Katherine Dunham An African-American dancer who studied towards a doctorate in anthropology Researched Caribbean dance and brought vocabulary back to US Rekindled an interest in Black roots of jazz dance Had her own dance company and dance technique;also choreographed for Broadway Her 1939 show Tropics & Le Jazz Hot was an immediate hit Eventually established a school in East St. Louis Cabin in the Sky
Mid-century Musicals In 1943, Oklahoma marked the beginning of dance as a major part of musicals; choreographed by Agnes DeMille. Singin’ in the Rain was choreographed by Gene Kelly in 1952, starring Kelly and Debbie Reynolds. West Side Story was choreographed in 1957 by Jerome Robbins, also known for his work in ballet. Musical theatre choreographers blended jazz with other dance forms to create dances that worked with a specific story. Oklahoma Singin’ in the Rain
Singin’ In The Rain Donald O’Connor, Gene Kelly,and Debbie Reynolds (only 18 at the time) starred in this 1952 classic movie about the early days of talking pictures. Dance (including tap, soft shoe, ballroom) played a large role in this movie. The title number shows Kelly kicking and splashing in the gutter during a downpour, brandishing his umbrella and jumping on a lampost to express his exhuberance.
Jack Cole, “Father of Jazz Dance Technique” Developed an innovative training technique using body isolations and movements borrowed from Eastern culture Choreographed for film and Broadway including the shows Kismet (1953), Man of La Mancha (1966), & Gentlemen Prefer Blondes He also served as a movement coach to Marilyn Monroe and other actors.
In the 1960’s, dancer Luigi became famous Developed his technique as result of car accident which left him paralyzed on right side. Doctors said he’d never walk again, but operations, physical therapy, and his own dance technique brought him back to health. His technique requires extreme muscle control, and grace; it is influenced by ballet. In his youth, he danced in many movies including “Singin’ in the Rain,” “Annie Get Your Gun,” and “White Christmas.” Known as a master teacher rather than a choreographer Luigi

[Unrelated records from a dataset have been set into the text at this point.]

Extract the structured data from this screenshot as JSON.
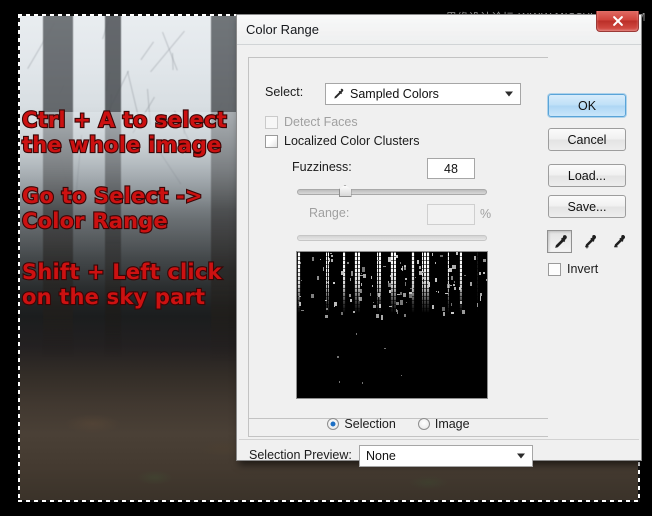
{
  "watermark": "思缘设计论坛 WWW.MISSYUAN.COM",
  "annotations": [
    {
      "lines": [
        "Ctrl + A to select",
        "the whole image"
      ]
    },
    {
      "lines": [
        "Go to Select ->",
        "Color Range"
      ]
    },
    {
      "lines": [
        "Shift + Left click",
        "on the sky part"
      ]
    }
  ],
  "dialog": {
    "title": "Color Range",
    "close_label": "Close",
    "select": {
      "label": "Select:",
      "value": "Sampled Colors",
      "icon": "eyedropper-icon"
    },
    "detect_faces": {
      "label": "Detect Faces",
      "checked": false,
      "enabled": false
    },
    "localized_color_clusters": {
      "label": "Localized Color Clusters",
      "checked": false,
      "enabled": true
    },
    "fuzziness": {
      "label": "Fuzziness:",
      "value": "48",
      "slider_percent": 25
    },
    "range": {
      "label": "Range:",
      "value": "",
      "unit": "%",
      "enabled": false,
      "slider_percent": 0
    },
    "preview_mode": {
      "selection": {
        "label": "Selection",
        "selected": true
      },
      "image": {
        "label": "Image",
        "selected": false
      }
    },
    "selection_preview": {
      "label": "Selection Preview:",
      "value": "None"
    },
    "buttons": {
      "ok": "OK",
      "cancel": "Cancel",
      "load": "Load...",
      "save": "Save..."
    },
    "eyedropper_tools": [
      {
        "name": "eyedropper-icon",
        "active": true
      },
      {
        "name": "eyedropper-add-icon",
        "active": false
      },
      {
        "name": "eyedropper-subtract-icon",
        "active": false
      }
    ],
    "invert": {
      "label": "Invert",
      "checked": false
    }
  },
  "colors": {
    "accent": "#1d6fc4",
    "annotation_red": "#cc1111",
    "dialog_bg": "#f0f0f0",
    "close_red": "#d0443c"
  }
}
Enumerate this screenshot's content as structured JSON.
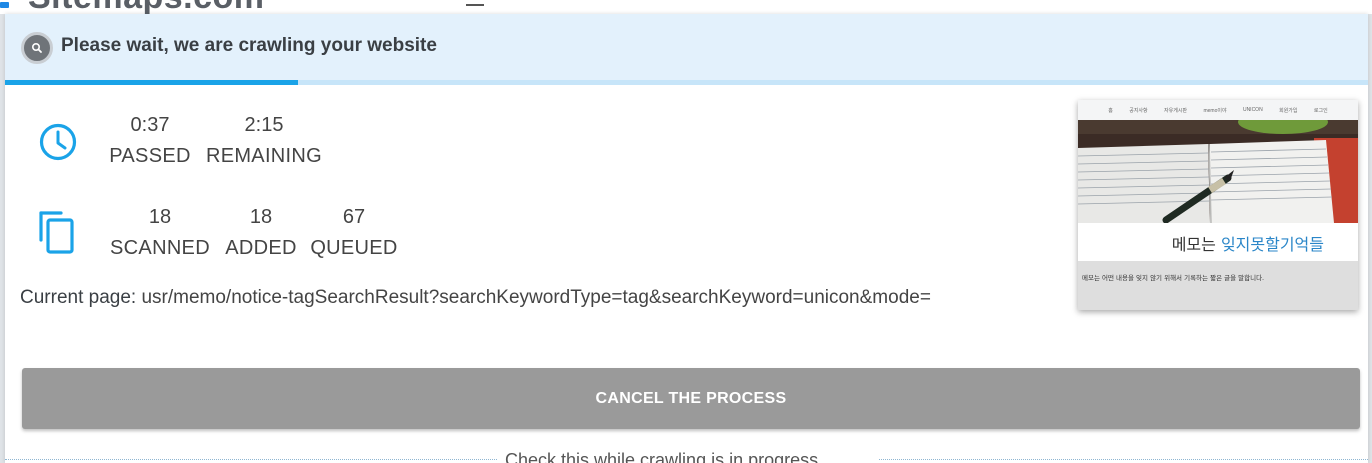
{
  "background": {
    "logo_text": "Sitemaps.com"
  },
  "modal": {
    "title": "Please wait, we are crawling your website",
    "progress_percent": 21.5,
    "stats": {
      "passed": {
        "value": "0:37",
        "label": "PASSED"
      },
      "remaining": {
        "value": "2:15",
        "label": "REMAINING"
      },
      "scanned": {
        "value": "18",
        "label": "SCANNED"
      },
      "added": {
        "value": "18",
        "label": "ADDED"
      },
      "queued": {
        "value": "67",
        "label": "QUEUED"
      }
    },
    "current_page": {
      "label": "Current page:",
      "url": "usr/memo/notice-tagSearchResult?searchKeywordType=tag&searchKeyword=unicon&mode="
    },
    "preview": {
      "nav_items": [
        "홈",
        "공지사항",
        "자유게시판",
        "memo이야",
        "UNICON",
        "회원가입",
        "로그인"
      ],
      "caption_prefix": "메모는 ",
      "caption_highlight": "잊지못할기억들",
      "description": "메모는 어떤 내용을 잊지 않기 위해서 기록하는 짧은 글을 말합니다."
    },
    "cancel_button": "CANCEL THE PROCESS",
    "hint": "Check this while crawling is in progress"
  },
  "colors": {
    "accent": "#1aa3e8",
    "header_bg": "#e3f1fc",
    "button_bg": "#9a9a9a"
  },
  "icons": {
    "header": "search-icon",
    "time": "clock-icon",
    "pages": "copy-pages-icon"
  }
}
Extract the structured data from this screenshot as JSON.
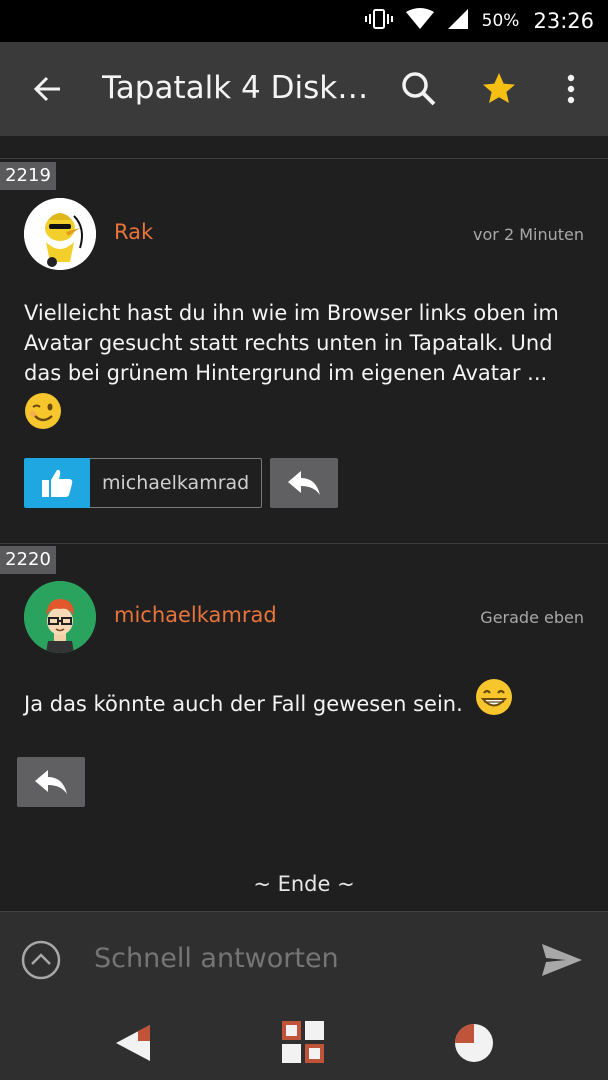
{
  "status_bar": {
    "battery": "50%",
    "time": "23:26",
    "icons": [
      "vibrate-icon",
      "wifi-icon",
      "cell-signal-icon"
    ]
  },
  "toolbar": {
    "title": "Tapatalk 4 Disk…",
    "back_icon": "arrow-back-icon",
    "search_icon": "search-icon",
    "favorite_icon": "star-icon",
    "menu_icon": "more-vert-icon",
    "star_color": "#f5c013"
  },
  "posts": [
    {
      "number": "2219",
      "author": "Rak",
      "time": "vor 2 Minuten",
      "text": "Vielleicht hast du ihn wie im Browser links oben im Avatar gesucht statt rechts unten in Tapatalk. Und das bei grünem Hintergrund im eigenen Avatar ...",
      "emoji": "winking-face-emoji",
      "likes": [
        "michaelkamrad"
      ]
    },
    {
      "number": "2220",
      "author": "michaelkamrad",
      "time": "Gerade eben",
      "text": "Ja das könnte auch der Fall gewesen sein.",
      "emoji": "grinning-face-emoji"
    }
  ],
  "end_marker": "~ Ende ~",
  "composer": {
    "placeholder": "Schnell antworten",
    "expand_icon": "chevron-up-icon",
    "send_icon": "send-icon"
  },
  "bottom_nav": {
    "icons": [
      "back-nav-icon",
      "home-nav-icon",
      "recents-nav-icon"
    ]
  },
  "colors": {
    "background": "#1f1f20",
    "toolbar": "#3a3a3b",
    "username": "#e8743b",
    "like_button": "#1ea7e1",
    "reply_button": "#606062"
  }
}
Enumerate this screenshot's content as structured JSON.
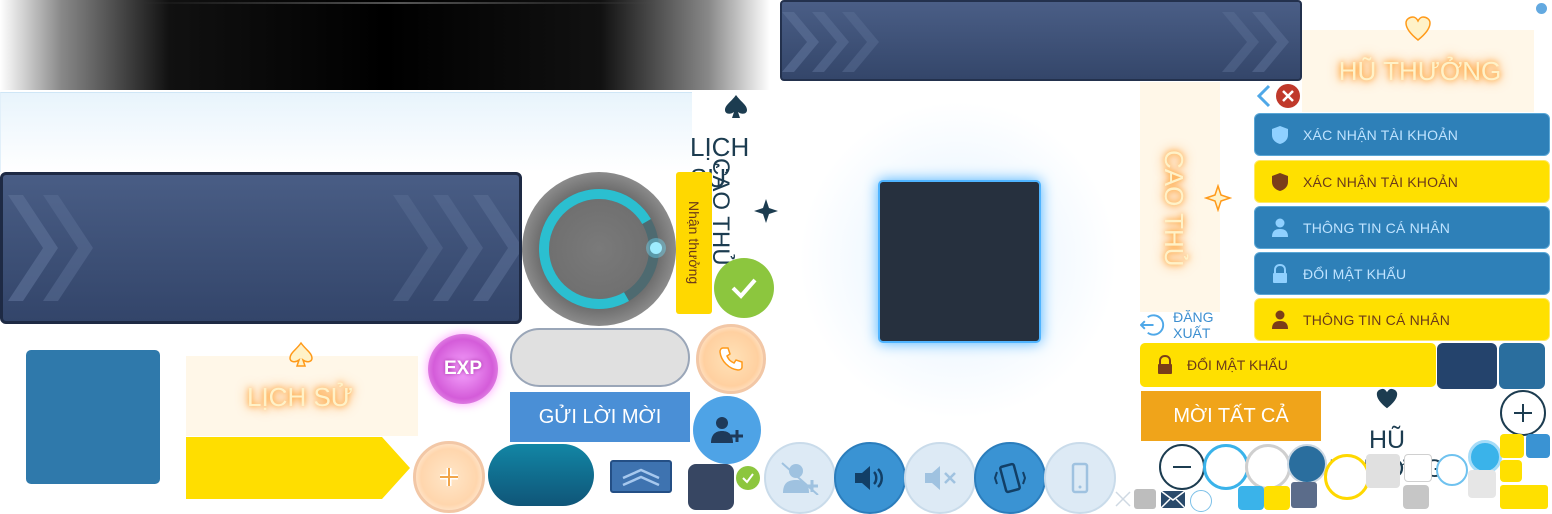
{
  "history_tab": {
    "title_dark": "LỊCH SỬ",
    "title_glow": "LỊCH SỬ"
  },
  "top_players": {
    "label_dark": "CAO THỦ",
    "label_glow": "CAO THỦ"
  },
  "jackpot": {
    "label_glow": "HŨ THƯỞNG",
    "label_dark": "HŨ THƯỞNG"
  },
  "claim_reward": {
    "label": "Nhận thưởng"
  },
  "invite": {
    "send_label": "GỬI LỜI MỜI",
    "invite_all_label": "MỜI TẤT CẢ"
  },
  "account_menu": {
    "items": [
      {
        "label": "XÁC NHẬN TÀI KHOẢN",
        "icon": "shield-icon"
      },
      {
        "label": "XÁC NHẬN TÀI KHOẢN",
        "icon": "shield-icon"
      },
      {
        "label": "THÔNG TIN CÁ NHÂN",
        "icon": "user-icon"
      },
      {
        "label": "ĐỔI MẬT KHẨU",
        "icon": "lock-icon"
      },
      {
        "label": "THÔNG TIN CÁ NHÂN",
        "icon": "user-icon"
      }
    ],
    "logout_label": "ĐĂNG XUẤT",
    "change_password_label": "ĐỔI MẬT KHẨU"
  },
  "badges": {
    "exp": "EXP"
  },
  "colors": {
    "navy_panel": "#3d4f72",
    "menu_blue": "#2e80b8",
    "menu_yellow": "#ffe000",
    "invite_blue": "#4a8fd6",
    "invite_orange": "#f0a41a",
    "glow_blue": "#4fb4ff"
  }
}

Bob Fosse Performed in vaudeville and Broadway beginning as a child Became famous in the 1970’s for shows such as Sweet Charity (1967) and Chicago (1975). Movie All That Jazz (1979) was about his life in the fast lane First director to win an Oscar, Tony, and Emmy in one year (1973). His style has been called “slick, erotic, and intense.”

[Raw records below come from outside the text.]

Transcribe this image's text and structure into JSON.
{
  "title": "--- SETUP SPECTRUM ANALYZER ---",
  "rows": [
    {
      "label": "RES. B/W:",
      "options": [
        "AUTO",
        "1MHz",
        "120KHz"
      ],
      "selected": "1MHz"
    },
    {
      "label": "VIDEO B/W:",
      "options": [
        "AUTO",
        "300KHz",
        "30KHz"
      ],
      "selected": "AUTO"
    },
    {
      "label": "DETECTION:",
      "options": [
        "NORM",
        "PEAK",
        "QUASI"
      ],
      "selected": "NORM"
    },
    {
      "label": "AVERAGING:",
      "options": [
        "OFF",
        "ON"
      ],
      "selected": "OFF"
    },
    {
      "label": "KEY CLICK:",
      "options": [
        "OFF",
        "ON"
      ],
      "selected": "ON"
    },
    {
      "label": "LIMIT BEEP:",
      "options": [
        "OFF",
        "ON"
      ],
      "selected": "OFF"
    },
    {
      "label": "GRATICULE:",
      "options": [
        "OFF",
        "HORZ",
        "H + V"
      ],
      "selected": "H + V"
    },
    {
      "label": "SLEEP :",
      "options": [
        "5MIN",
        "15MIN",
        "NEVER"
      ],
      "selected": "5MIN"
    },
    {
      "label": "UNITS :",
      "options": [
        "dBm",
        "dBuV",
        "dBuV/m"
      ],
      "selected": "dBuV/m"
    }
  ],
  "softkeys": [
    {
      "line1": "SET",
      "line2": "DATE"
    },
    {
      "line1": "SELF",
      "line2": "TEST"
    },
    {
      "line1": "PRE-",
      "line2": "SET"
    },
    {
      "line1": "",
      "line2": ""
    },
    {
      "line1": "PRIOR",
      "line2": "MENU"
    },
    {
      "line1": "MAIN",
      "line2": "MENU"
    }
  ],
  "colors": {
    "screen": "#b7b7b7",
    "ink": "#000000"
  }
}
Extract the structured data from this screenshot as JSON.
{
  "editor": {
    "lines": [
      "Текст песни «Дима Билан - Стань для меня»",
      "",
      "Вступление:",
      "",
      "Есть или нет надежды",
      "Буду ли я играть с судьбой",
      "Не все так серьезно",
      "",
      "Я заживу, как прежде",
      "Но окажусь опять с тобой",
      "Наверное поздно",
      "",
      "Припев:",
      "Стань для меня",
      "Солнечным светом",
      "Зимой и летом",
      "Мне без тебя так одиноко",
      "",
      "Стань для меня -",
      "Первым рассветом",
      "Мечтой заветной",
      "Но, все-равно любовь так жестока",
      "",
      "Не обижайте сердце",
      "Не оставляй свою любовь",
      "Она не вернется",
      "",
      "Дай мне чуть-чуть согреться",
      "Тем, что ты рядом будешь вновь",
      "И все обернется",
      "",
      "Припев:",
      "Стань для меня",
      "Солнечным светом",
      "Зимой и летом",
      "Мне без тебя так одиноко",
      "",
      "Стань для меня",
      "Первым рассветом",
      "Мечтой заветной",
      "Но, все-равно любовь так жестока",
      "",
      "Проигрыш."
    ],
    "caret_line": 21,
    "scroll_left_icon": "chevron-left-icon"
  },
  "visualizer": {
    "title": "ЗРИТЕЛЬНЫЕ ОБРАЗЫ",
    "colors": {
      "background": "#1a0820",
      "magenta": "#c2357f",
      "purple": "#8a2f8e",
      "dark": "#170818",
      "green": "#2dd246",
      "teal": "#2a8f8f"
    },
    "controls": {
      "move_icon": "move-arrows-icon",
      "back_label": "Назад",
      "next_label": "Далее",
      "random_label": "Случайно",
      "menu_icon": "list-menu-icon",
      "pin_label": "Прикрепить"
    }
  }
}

Jazz Dance & Music Most jazz choreographers today work with current popular music, not jazz music; jazz dance has mostly separated from its original source However, there are a few jazz choreographers who believe that jazz dance should be done to jazz music Danny Buraczeski says “Jazz is such rich music. I don’t use it as atmosphere or background. The music is the subject matter.” Danny Buraczeski
More About Music Billy Siegenfeld says that jazz dance must have “swing,” which is a syncopated rhythm (accents on the offbeat) He says “jazz dance must be judged for its “jazzness” by the same criterion applied to jazz music…It’s the rhythm…not the melody, and not the harmony.” “As a proponent of swinging jazz dance…I feel that this yoking of rock music and jazz movement constitutes a paradox. I am interested in challenging this practice.” His company is the Jump Rhythm Jazz Project Billy Siegenfeld
Jazz & Musical Theatre Dance Today Musical Theatre Dance today is still strongly based on jazz dance, although other influences are also apparent There are many varieties of jazz dance today, including African, lyrical, modern, and rock Jazz dance has responded over the decades to the needs and desires of those doing it, from social dance to professional performance Related trends like break dancing and hip hop have also influenced jazz dance Jazz dance remains strongly linked to the popular music of our time